Casting Jodie Turner-Smith to play Anne Boleyn in a new Channel 5 series is not only historical inaccuracy, it’s a part of a long-term cultural shift that will not heal racial tensions but only stoke them further.
Tudor Britain was ‘problematic’ for many reasons.
Firstly, life was tough. Really tough. There was no welfare state, no NHS and no criminal justice system, which meant disease, starvation and crime were rife. People might’ve stolen to survive, but theft greater than five pence would often result in a brutal (and very public) execution.
Even if you led a moral existence, the average life expectancy was only 35 years. And they would’ve been tough, testing years under the tyrannical reign of Henry VIII.
After electing himself the head of the English Church, he swiftly passed the 1534 Treason Act, which brutally punished people for wrongthink. Reckon former US President Donald Trump was bad? Any criticism of Henry VIII would lead straight to the chopping block. Which, by modern-day standards, means he was ‘literally Hitler’ four centuries before the Fuhrer even existed.
However, worse than all of these flaws is the fact Tudor England was sorely lacking in diversity and inclusion. In other words, it was white. Very, very white. Levels of immigration were negligible in England from 1400-1600, so the county was caucasian by innocent circumstance.
Exclusive: Variety can reveal the first look of Jodie Turner-Smith as one of the most famous figures in history, Tudor Queen Anne Boleyn. https://t.co/mKJB334XMu
— Variety (@Variety) February 11, 2021
Thankfully, this ‘racist’ reality has been rewritten in a new Channel 5 drama, Anne Boleyn, which stars black actress Jodie Turner-Smith as the ill-fated Queen. The show’s first-ever publicity shots were published this week by the Variety newspaper, sparking debate on social media; some arguing it was progressive and cutting-edge, others dismissing it as ‘woke wankery.’ The North Face Women&r... Best Price: $190.30 (as of 05:19 EST - Details)
Unsurprisingly, the latter were called racist bigots. But do they have a legitimate point? The answer, of course, is yes.

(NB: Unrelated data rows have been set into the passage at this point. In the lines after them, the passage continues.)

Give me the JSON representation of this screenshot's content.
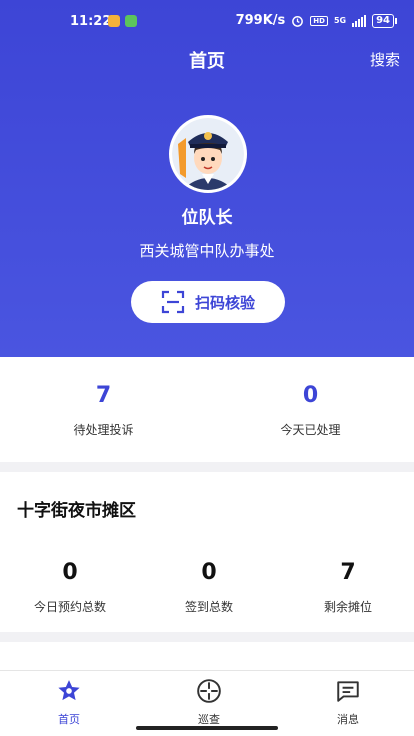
{
  "status": {
    "time": "11:22",
    "speed": "799K/s",
    "hd": "HD",
    "network": "5G",
    "battery": "94"
  },
  "nav": {
    "title": "首页",
    "search": "搜索"
  },
  "profile": {
    "name": "位队长",
    "org": "西关城管中队办事处",
    "scan_label": "扫码核验"
  },
  "summary": [
    {
      "value": "7",
      "label": "待处理投诉"
    },
    {
      "value": "0",
      "label": "今天已处理"
    }
  ],
  "market": {
    "title": "十字街夜市摊区",
    "stats": [
      {
        "value": "0",
        "label": "今日预约总数"
      },
      {
        "value": "0",
        "label": "签到总数"
      },
      {
        "value": "7",
        "label": "剩余摊位"
      }
    ]
  },
  "tabs": [
    {
      "label": "首页",
      "icon": "star-icon"
    },
    {
      "label": "巡查",
      "icon": "patrol-icon"
    },
    {
      "label": "消息",
      "icon": "message-icon"
    }
  ],
  "colors": {
    "primary": "#3d45d6"
  }
}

Anne Boleyn is not a work of fiction, such as Doctor Who, Wonder Woman or James Bond, who could be reimagined on a casting director’s whim. Boleyn was a real-life monarch. A part of England’s heritage. Her ethnicity, like her gender and nationality, are integral to her story. To alter this is to remove context and authenticity.
This is why all period dramas strive for verisimilitude, AKA the appearance of being real. It’s why characters dress in old-fashioned costumes and converse in olde English language. More importantly, it’s why we don’t see wind farms in the backgrounds of period drama filming locations.
Art can be many things, but it also must be authentic. Especially when it trades on history. Otherwise, it is culturally appropriating somebody’s else’s ‘lived experience’ and exploiting it.
Worse still, it exploits black performers like Turner-Smith who are hired to appease the far-left mob and circumvent cancel culture. Let’s face it, this is the real reason she has been cast in Boleyn’s role. Wouldn’t it be better to tell stories of black historical figures who’ve previously been overlooked? After all, we are constantly lectured about the problems of ‘whitewashing’ and ‘yellow face’, yet here we have rank hypocrisy from liberal artsy types who do that in reverse.
If this is OK, then when are we hiring Jason Statham for a new TV drama on the life and times of Nelson Mandela? Or Kate Beckinsale in a biography of Michelle Obama? Surely consistent principles cut both ways.
Ultimately, however, the real reason people are unhappy by Turner-Smith’s casting is not just about historical inaccuracy – it’s the fact it’s political, rather than artistic. It’s part of a broader, long-term cultural shift that’s already underway. One that stokes tension. Columbia womens Ice Ma... Buy New $64.90 (as of 05:19 EST - Details)
See, the young generation rarely read books anymore – they digest much of their historical knowledge through TV and film. Ergo, it’s not unlikely for people to eventually start believing that Anne Boleyn and other important figures really were black, which would only create more drama – the sort which prompted violent protests throughout the US last summer.
After all, what happens when Henry VIII (played by white actor Mark Stanley in the new series) cuts off Anne Boleyn’s head? Will that be an act of racism? A crude display of white supremacy?
One thing’s for sure, it won’t heal racial tensions. It’ll stoke them.
The statements, views and opinions expressed in this column are solely those of the author and do not necessarily represent those of RT.